§ **Exercise prompt**
Comb the records below for the string "LinkedIn" and copy each line where it turns up.

━━━━━━━━━━━━━━━━

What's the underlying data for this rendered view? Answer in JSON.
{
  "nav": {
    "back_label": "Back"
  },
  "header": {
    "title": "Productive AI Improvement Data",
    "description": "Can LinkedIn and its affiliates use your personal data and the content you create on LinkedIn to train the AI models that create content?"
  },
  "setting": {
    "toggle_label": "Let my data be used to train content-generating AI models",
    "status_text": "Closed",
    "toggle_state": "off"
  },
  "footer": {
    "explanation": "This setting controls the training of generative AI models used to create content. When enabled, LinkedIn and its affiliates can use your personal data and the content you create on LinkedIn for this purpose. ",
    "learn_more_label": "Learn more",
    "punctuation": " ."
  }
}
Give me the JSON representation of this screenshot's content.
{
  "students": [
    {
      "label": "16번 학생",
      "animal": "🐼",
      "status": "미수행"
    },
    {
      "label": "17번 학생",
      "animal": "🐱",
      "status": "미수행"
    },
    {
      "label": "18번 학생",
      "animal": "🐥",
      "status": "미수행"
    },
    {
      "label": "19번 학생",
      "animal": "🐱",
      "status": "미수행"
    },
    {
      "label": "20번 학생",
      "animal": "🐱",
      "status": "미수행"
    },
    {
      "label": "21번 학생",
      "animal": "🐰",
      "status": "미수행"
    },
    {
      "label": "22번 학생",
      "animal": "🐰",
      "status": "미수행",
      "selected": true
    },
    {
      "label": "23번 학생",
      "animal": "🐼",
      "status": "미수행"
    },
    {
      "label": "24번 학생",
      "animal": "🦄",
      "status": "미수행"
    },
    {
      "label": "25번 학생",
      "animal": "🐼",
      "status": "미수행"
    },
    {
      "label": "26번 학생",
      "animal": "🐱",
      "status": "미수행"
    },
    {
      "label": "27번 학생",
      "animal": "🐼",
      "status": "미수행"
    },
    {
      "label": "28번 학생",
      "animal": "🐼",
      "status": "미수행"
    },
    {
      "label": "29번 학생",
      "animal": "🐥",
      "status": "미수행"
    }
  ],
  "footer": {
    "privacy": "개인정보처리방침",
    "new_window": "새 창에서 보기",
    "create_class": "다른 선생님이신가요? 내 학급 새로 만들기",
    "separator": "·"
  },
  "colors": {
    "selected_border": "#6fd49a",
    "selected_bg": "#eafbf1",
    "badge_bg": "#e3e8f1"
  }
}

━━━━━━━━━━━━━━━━

§ **Expected output**
    "description": "Can LinkedIn and its affiliates use your personal data and the content you create on LinkedIn to train the AI models that create content?"
    "explanation": "This setting controls the training of generative AI models used to create content. When enabled, LinkedIn and its affiliates can use your personal data and the content you create on LinkedIn for this purpose. ",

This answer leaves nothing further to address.